A White House official said on Tuesday that relevant agencies, including the Pentagon, the State Department, the C.I.A. and the Office of the Director of National Intelligence, had been involved in issuing the statement.
A defense official said that Defense Secretary Jim Mattis was aware of the movements at Al Shayrat and that the White House statement was coming. The situation âwas very fast-moving,â the official said on Tuesday.
It remained unclear whether the statement was based on raw intelligence that President Trump had chosen to declassify. Neither White House nor Pentagon officials said an attack, or retaliation, was imminent in Syria, where the United States is backing Syrian fighters battling the Islamic State militants amid the countryâs six-year civil war.
âThe Department of Defense remains focused on operations to defeat ISIS,â Maj. Adrian Rankine-Galloway, a Defense Department spokesman, said in a statement, using an acronym for the Islamic State. âNevertheless, the continued brutality of the Assad regime and his use of chemical weapons presents a clear threat to regional stability and security, as well as the national security interests of the United States and our allies.â
In Damascus, Ali Haidar, the Syrian minister for national reconciliation, was quoted by The Associated Press as saying on Tuesday that the government did not have chemical weapons and that it would not use any. He accused the White House of releasing the statement to pave the way for a âdiplomatic battleâ against Syria at the United Nations.

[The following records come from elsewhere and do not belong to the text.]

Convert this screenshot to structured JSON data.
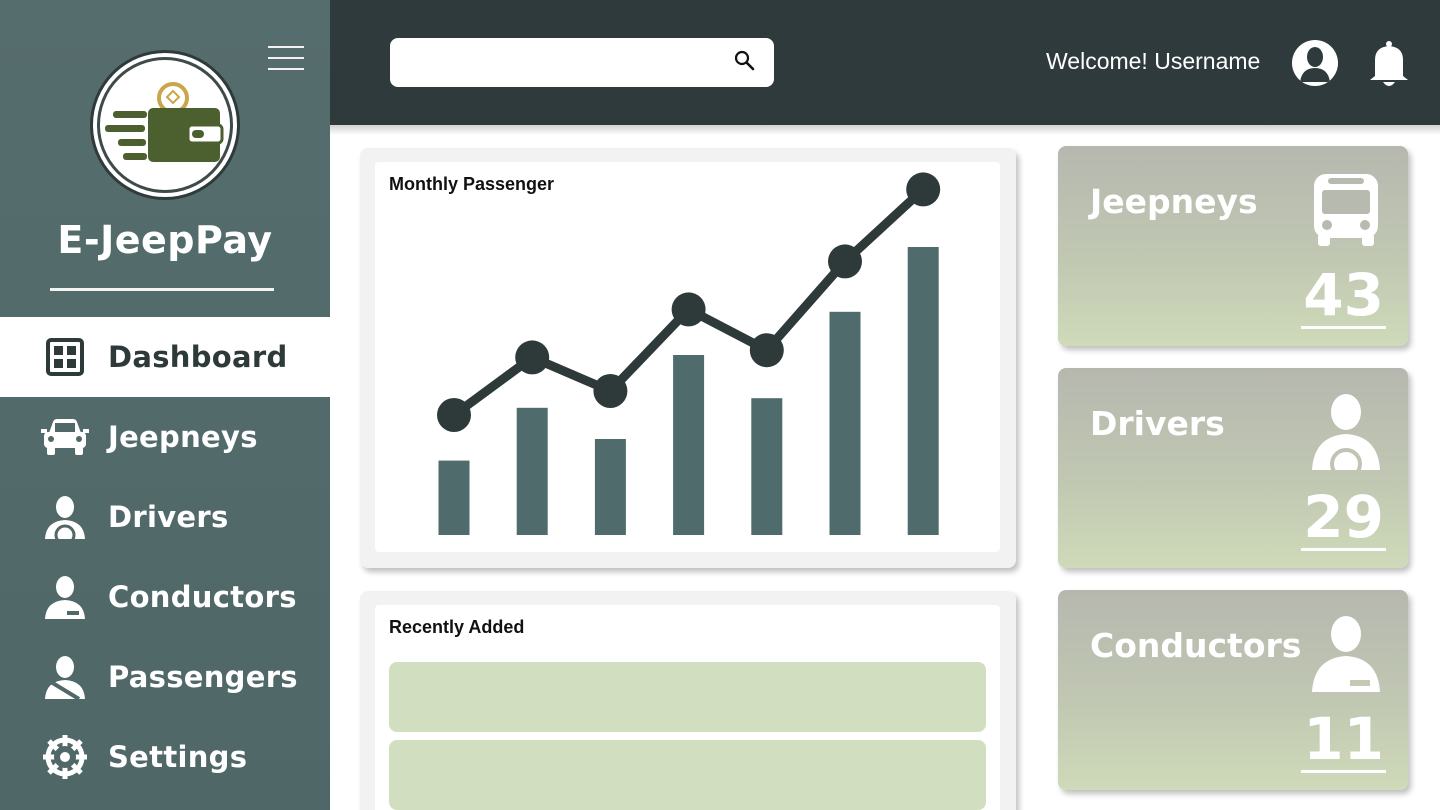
{
  "app": {
    "name": "E-JeepPay"
  },
  "sidebar": {
    "items": [
      {
        "label": "Dashboard",
        "icon": "dashboard-icon",
        "active": true
      },
      {
        "label": "Jeepneys",
        "icon": "car-icon"
      },
      {
        "label": "Drivers",
        "icon": "driver-icon"
      },
      {
        "label": "Conductors",
        "icon": "conductor-icon"
      },
      {
        "label": "Passengers",
        "icon": "passenger-icon"
      },
      {
        "label": "Settings",
        "icon": "gear-icon"
      }
    ]
  },
  "header": {
    "search": {
      "value": "",
      "placeholder": ""
    },
    "welcome": "Welcome! Username"
  },
  "colors": {
    "sidebar": "#566d6d",
    "topbar": "#2e3a3c",
    "bar": "#4f6b6b",
    "line": "#2e3a3a",
    "row": "#d2dec0",
    "logo_green": "#4c5f2e"
  },
  "chart_data": {
    "type": "bar",
    "title": "Monthly Passenger",
    "categories": [
      "",
      "",
      "",
      "",
      "",
      "",
      ""
    ],
    "series": [
      {
        "type": "bar",
        "values": [
          31,
          53,
          40,
          75,
          57,
          93,
          120
        ]
      },
      {
        "type": "line",
        "values": [
          50,
          74,
          60,
          94,
          77,
          114,
          144
        ]
      }
    ],
    "ylim": [
      0,
      150
    ],
    "grid": false,
    "legend": "none"
  },
  "recent": {
    "title": "Recently Added",
    "rows": 2
  },
  "stats": [
    {
      "title": "Jeepneys",
      "value": "43",
      "icon": "bus-icon"
    },
    {
      "title": "Drivers",
      "value": "29",
      "icon": "driver-icon"
    },
    {
      "title": "Conductors",
      "value": "11",
      "icon": "conductor-icon"
    }
  ]
}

Officials in Russia, which has provided military and political support to Mr. Assad during the Syrian conflict, also rejected the accusations.
âI am not aware of any information about a threat that chemical weapons could be used,â Dmitri S. Peskov, the Kremlin spokesman, said on Tuesday. âCertainly, we consider such threats to the legitimate leadership of the Syrian Arab Republic unacceptable.â
A senior Russian lawmaker accused the United States of using the declaration about chemical weapons to plan an attack on Syria.
âPreparations for a new cynical and unprecedented provocation are underway,â Frants Klintsevich, first deputy chairman of the defense and security committee in the upper chamber of the Russian Parliament, told the state-owned news agency RIA Novosti.
As if to punctuate his contempt for the Trump administrationâs warning, President Bashar al-Assad visited a Russian air base near Latakia in the western part of the country on Tuesday, accompanied by Gen. Valery V. Gerasimov, the Russian militaryâs chief of staff. Syrian news media, which reported the visit, also distributed a video clip of Mr. Assad climbing into the cockpit of a Russian Sukhoi Su-35 parked at the base, where Russia has conducted many of its bombing operations to support the governmentâs side in the war.
The United States and other world powers have accused Mr. Assadâs forces of repeatedly using chemical weapons to subdue rebels seeking to topple his government. Chemical attacks killed more than 1,000 people near Damascus in 2013 and dozens more in northern Syria in April of this year.
Mr. Trump has taken a different approach to the use of chemical weapons in Syria than his predecessor, President Barack Obama, did. After the 2013 attack, Mr. Obama declined to strike the Syrian government, despite having declared the use of chemical weapons a âred line.â Instead, he agreed to a deal, proposed by Russia, for the Syrian government to dispose of its chemical weapons stockpiles and manufacturing capabilities.
But American officials suspect that Syria kept some of its chemical weapons capabilities.
At the United Nations on Tuesday, the ambassadors of France and Britain, which supported the Tomahawk strike two months ago, declined to comment on the White Houseâs latest warning. But FranÃ§ois Delattre, the French ambassador, told reporters that another chemical weapons assault in Syria would cross âa very clear red line on our side.â
âWhat is at stake is the future of the nonproliferation regime,â he said. âSo any weakness on this would open the Pandoraâs box and leave the nonproliferation architecture as a whole weakened and threatened. This is something we canât afford.â